The swirling controversy over whether the Georgia band “Confederate Railroad” should play at the Ulster County Fair resulted in 190 comments posted on the New Paltz Times Facebook thread. Arguments from opposing perspectives made sense. I surprised myself alternately agreeing and not agreeing about whether canceling the Confederate Railroad band was the right decision. I will not reiterate each side’s best arguments, but I encourage readers to peruse the site and make up their own minds.
Never before in my lifetime, even in the 1960’s, when Margaret Mead said, “was the worst division between Americans we will ever see,” has there been so much divisiveness coming from all sides on so many issues affecting life here.
The 190 comments reflect the larger society and can be divided into two categories: issue based and identity based. The issue-based arguments are bolstered by someone’s interpretation of “historical facts” and therefore “seem” less emotional and more objective, such as “The Civil War was more about states’ rights than slavery,” to which someone replied, “States’ rights were to own slaves!”
This identity-based argument side-stepped the issue, “The first slave owner was a black man among many other black slave owners.
Muslims still engage in the slave trade, as well as female genital mutilation. Where is the outrage?” And this assumptive comment, “They will still get paid because the gig was booked, but they just won’t have to play for bigots,” have an underlying meaning most often lost in the minutiae of disagreement.
A Stanford University political science study examined division from a different angle; not from how Americans stand on policy issues, but from the perspective of how they feel about those on the other side. The study found “feelings” have become predominant over issues and are increasingly “more negative, even hateful.”
From the Facebook thread, “So a few people decide they don’t like the name of the band? So they are blocked to play there? Who are these pansy asses who made that decision? Put their names out there.”
When did a person with a difference of opinion become the object of anger and personal insults? When? Now!
Recently on the cruise ship Queen Mary 2, I was seated for dinner at a table with a geographically diverse group of older Americans representing the north, south, east and west. I said, “We could have an interesting lively political discussion coming from so many different states.”
“If you so much as mention politics,” the stranger said, “I will gouge out both your eyes with my steak knife!” Since we were on a “patriotic cruise,” arriving at the Boston Harbor on July fourth to wave some plastic mini-flags and watch the fireworks, I certainly was in no position to risk my eyesight.
I have opinions. Don’t hate me. It’s my right.
Katie Porter isn’t part of “The Squad,” the four-women group of freshmen progressives of color. I think she should be. Her beliefs line up, even if her color doesn’t. We have to unite over our need to heal the world, not our individual identities.
There is a controversy raging on Facebook about the right or not to invoke the Holocaust when describing what is going on at the boarder and with the round-up of immigrants by ICE.
I believe it was Elie Weisel’s intention when he coined the phase: “never again” that the word “Holocaust” could be used to describe all systematic oppression of one group against another.
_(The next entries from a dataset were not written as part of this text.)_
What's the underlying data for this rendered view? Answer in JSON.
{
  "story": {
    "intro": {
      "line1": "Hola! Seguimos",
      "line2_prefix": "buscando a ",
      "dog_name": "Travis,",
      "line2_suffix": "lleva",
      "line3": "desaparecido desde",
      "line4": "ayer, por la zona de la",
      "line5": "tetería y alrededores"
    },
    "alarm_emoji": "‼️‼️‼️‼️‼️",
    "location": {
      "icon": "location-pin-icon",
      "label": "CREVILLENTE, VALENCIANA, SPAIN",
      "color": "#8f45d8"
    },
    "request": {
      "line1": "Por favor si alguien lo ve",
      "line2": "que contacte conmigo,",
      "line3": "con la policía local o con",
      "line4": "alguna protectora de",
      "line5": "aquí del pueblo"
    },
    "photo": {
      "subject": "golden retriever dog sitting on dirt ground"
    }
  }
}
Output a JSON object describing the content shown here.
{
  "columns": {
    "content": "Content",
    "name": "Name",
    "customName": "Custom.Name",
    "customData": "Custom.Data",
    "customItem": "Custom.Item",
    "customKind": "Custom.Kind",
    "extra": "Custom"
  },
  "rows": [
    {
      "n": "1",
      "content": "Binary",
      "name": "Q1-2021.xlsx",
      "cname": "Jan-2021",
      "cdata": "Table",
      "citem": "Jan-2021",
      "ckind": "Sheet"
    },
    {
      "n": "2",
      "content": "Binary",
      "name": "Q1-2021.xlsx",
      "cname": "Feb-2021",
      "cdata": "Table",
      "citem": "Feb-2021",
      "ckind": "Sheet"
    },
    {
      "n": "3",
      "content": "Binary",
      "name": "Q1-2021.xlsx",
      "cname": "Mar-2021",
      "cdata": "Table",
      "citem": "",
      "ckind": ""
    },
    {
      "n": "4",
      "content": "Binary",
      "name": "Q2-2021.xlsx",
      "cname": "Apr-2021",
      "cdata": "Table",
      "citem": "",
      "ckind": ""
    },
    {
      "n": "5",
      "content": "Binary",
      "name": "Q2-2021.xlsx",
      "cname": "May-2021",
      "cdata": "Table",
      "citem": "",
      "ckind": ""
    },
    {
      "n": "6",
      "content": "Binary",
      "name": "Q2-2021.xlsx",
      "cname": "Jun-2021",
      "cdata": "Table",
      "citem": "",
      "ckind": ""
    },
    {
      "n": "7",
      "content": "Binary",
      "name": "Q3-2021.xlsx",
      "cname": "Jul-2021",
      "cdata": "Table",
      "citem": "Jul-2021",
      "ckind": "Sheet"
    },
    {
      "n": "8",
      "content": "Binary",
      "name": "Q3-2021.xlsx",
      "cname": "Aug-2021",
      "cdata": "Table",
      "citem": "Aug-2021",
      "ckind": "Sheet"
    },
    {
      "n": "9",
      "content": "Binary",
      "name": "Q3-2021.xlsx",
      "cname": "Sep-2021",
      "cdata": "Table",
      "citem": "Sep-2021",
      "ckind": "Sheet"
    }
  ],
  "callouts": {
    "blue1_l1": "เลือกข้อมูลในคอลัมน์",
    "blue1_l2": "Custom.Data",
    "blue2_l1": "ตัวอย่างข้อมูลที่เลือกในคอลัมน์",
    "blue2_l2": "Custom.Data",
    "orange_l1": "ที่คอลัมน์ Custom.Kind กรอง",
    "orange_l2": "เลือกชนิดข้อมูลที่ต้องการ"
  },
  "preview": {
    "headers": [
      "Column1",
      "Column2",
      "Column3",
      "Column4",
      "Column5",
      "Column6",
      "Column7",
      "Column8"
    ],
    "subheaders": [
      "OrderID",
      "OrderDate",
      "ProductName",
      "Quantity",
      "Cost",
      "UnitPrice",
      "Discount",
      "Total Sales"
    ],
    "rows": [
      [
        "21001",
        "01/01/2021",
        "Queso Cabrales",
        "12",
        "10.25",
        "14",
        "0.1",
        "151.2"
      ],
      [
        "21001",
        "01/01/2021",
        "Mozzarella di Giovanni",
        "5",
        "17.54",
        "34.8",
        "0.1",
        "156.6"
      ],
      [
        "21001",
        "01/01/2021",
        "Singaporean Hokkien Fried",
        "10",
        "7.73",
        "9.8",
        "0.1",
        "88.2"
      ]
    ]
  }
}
Misery is not a competition. If one child is separated from their parent at the border and dies caged in a detention camp, I believe in these words from the Jewish Talmud which states, “Whoever destroys one soul, it is as if he destroyed the entire world.”
We humans have more in common than differences. Remember this from high school, which many of us could once recite?
“I am a Jew. Hath not a Jew eyes? Hath not a Jew hands, organs, dimensions, senses, affections, passions, fed with the same food, hurt with the same weapons, subject to the same diseases, healed by the same means, warmed and cooled by the same winter and summer as a Christian is? If you prick us, do we not bleed?” Shylock’s speech from The Merchant of Venice.
I believe most people truly do not understand the scourge of slavery from which our country has not nearly recovered, symbolized for many by the Confederate flag. Understanding slavery takes time, interest and depth of study.
I believe in reparations as long as places like Baltimore, Brooklyn, The South Side of Chicago, prisons and the unfair racist judicial system dismantled are the recipients.
If I had to pick a side, regardless of all the arguments, I believe the banned band should perform next year with a new name if only to bring people out of their prison of opinion. I’ll go then. Will you?
Editor’s note: The Felice Brothers will perform at the Ulster County Fair on August 1 at 8 p.m., replacing Confederate Railroad. The Ulster County Fair returns to the fairgrounds in New Paltz from July 30 to August 4. For full County Fair schedules and much more info, visit http://ulstercountyfair.com.